*What you will do*: The records below need to be printed in full. Keep each one exact.

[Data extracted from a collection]
######

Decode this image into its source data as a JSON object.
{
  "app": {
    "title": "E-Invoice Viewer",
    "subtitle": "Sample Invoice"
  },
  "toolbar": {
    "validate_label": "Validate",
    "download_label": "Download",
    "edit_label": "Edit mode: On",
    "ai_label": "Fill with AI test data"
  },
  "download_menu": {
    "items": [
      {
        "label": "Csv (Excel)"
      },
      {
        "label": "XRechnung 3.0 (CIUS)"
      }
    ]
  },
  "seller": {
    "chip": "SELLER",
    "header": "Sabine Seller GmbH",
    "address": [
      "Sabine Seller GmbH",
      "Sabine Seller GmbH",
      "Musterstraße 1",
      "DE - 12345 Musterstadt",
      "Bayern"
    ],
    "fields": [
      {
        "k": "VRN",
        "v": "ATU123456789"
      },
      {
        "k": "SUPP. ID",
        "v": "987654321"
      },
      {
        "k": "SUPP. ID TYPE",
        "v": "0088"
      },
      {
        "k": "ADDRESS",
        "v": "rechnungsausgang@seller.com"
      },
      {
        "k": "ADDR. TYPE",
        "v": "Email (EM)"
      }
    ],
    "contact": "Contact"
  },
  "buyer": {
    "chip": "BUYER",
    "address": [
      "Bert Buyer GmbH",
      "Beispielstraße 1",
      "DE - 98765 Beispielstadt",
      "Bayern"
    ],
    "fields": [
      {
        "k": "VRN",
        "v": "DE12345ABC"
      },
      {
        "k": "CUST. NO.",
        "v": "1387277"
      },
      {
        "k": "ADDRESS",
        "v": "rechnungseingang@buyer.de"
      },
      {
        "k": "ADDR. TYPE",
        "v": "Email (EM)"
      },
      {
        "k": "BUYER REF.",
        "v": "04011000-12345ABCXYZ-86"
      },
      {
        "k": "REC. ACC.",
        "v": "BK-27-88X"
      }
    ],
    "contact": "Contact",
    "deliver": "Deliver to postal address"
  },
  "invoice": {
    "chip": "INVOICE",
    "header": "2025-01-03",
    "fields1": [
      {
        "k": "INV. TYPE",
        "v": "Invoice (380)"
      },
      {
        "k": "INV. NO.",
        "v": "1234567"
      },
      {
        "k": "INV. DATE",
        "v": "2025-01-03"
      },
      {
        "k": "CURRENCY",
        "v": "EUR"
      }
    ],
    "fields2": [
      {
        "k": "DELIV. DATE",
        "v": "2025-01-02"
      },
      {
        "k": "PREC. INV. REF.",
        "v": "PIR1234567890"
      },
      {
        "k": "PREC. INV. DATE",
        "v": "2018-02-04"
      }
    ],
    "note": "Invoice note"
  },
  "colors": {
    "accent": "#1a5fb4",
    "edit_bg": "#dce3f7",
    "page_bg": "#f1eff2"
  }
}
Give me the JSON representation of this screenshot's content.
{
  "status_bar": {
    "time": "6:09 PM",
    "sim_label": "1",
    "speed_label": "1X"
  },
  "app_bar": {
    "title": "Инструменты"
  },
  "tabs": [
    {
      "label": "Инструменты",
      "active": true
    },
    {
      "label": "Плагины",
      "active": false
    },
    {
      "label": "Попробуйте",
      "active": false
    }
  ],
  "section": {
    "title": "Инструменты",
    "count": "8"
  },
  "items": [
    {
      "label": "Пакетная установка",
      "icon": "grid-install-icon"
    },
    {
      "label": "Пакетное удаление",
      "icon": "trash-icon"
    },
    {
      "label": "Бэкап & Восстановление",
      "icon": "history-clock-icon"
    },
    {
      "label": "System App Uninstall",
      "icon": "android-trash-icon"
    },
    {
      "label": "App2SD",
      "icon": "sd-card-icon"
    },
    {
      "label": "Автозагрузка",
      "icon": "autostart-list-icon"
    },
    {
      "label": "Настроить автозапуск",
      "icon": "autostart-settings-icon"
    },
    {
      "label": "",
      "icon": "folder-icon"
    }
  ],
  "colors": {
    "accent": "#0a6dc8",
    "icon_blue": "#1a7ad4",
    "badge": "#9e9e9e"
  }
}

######

*Result of the exercise*:
Decode this image into its source data as a JSON object.
{
  "app": {
    "title": "E-Invoice Viewer",
    "subtitle": "Sample Invoice"
  },
  "toolbar": {
    "validate_label": "Validate",
    "download_label": "Download",
    "edit_label": "Edit mode: On",
    "ai_label": "Fill with AI test data"
  },
  "download_menu": {
    "items": [
      {
        "label": "Csv (Excel)"
      },
      {
        "label": "XRechnung 3.0 (CIUS)"
      }
    ]
  },
  "seller": {
    "chip": "SELLER",
    "header": "Sabine Seller GmbH",
    "address": [
      "Sabine Seller GmbH",
      "Sabine Seller GmbH",
      "Musterstraße 1",
      "DE - 12345 Musterstadt",
      "Bayern"
    ],
    "fields": [
      {
        "k": "VRN",
        "v": "ATU123456789"
      },
      {
        "k": "SUPP. ID",
        "v": "987654321"
      },
      {
        "k": "SUPP. ID TYPE",
        "v": "0088"
      },
      {
        "k": "ADDRESS",
        "v": "rechnungsausgang@seller.com"
      },
      {
        "k": "ADDR. TYPE",
        "v": "Email (EM)"
      }
    ],
    "contact": "Contact"
  },
  "buyer": {
    "chip": "BUYER",
    "address": [
      "Bert Buyer GmbH",
      "Beispielstraße 1",
      "DE - 98765 Beispielstadt",
      "Bayern"
    ],
    "fields": [
      {
        "k": "VRN",
        "v": "DE12345ABC"
      },
      {
        "k": "CUST. NO.",
        "v": "1387277"
      },
      {
        "k": "ADDRESS",
        "v": "rechnungseingang@buyer.de"
      },
      {
        "k": "ADDR. TYPE",
        "v": "Email (EM)"
      },
      {
        "k": "BUYER REF.",
        "v": "04011000-12345ABCXYZ-86"
      },
      {
        "k": "REC. ACC.",
        "v": "BK-27-88X"
      }
    ],
    "contact": "Contact",
    "deliver": "Deliver to postal address"
  },
  "invoice": {
    "chip": "INVOICE",
    "header": "2025-01-03",
    "fields1": [
      {
        "k": "INV. TYPE",
        "v": "Invoice (380)"
      },
      {
        "k": "INV. NO.",
        "v": "1234567"
      },
      {
        "k": "INV. DATE",
        "v": "2025-01-03"
      },
      {
        "k": "CURRENCY",
        "v": "EUR"
      }
    ],
    "fields2": [
      {
        "k": "DELIV. DATE",
        "v": "2025-01-02"
      },
      {
        "k": "PREC. INV. REF.",
        "v": "PIR1234567890"
      },
      {
        "k": "PREC. INV. DATE",
        "v": "2018-02-04"
      }
    ],
    "note": "Invoice note"
  },
  "colors": {
    "accent": "#1a5fb4",
    "edit_bg": "#dce3f7",
    "page_bg": "#f1eff2"
  }
}
Give me the JSON representation of this screenshot's content.
{
  "status_bar": {
    "time": "6:09 PM",
    "sim_label": "1",
    "speed_label": "1X"
  },
  "app_bar": {
    "title": "Инструменты"
  },
  "tabs": [
    {
      "label": "Инструменты",
      "active": true
    },
    {
      "label": "Плагины",
      "active": false
    },
    {
      "label": "Попробуйте",
      "active": false
    }
  ],
  "section": {
    "title": "Инструменты",
    "count": "8"
  },
  "items": [
    {
      "label": "Пакетная установка",
      "icon": "grid-install-icon"
    },
    {
      "label": "Пакетное удаление",
      "icon": "trash-icon"
    },
    {
      "label": "Бэкап & Восстановление",
      "icon": "history-clock-icon"
    },
    {
      "label": "System App Uninstall",
      "icon": "android-trash-icon"
    },
    {
      "label": "App2SD",
      "icon": "sd-card-icon"
    },
    {
      "label": "Автозагрузка",
      "icon": "autostart-list-icon"
    },
    {
      "label": "Настроить автозапуск",
      "icon": "autostart-settings-icon"
    },
    {
      "label": "",
      "icon": "folder-icon"
    }
  ],
  "colors": {
    "accent": "#0a6dc8",
    "icon_blue": "#1a7ad4",
    "badge": "#9e9e9e"
  }
}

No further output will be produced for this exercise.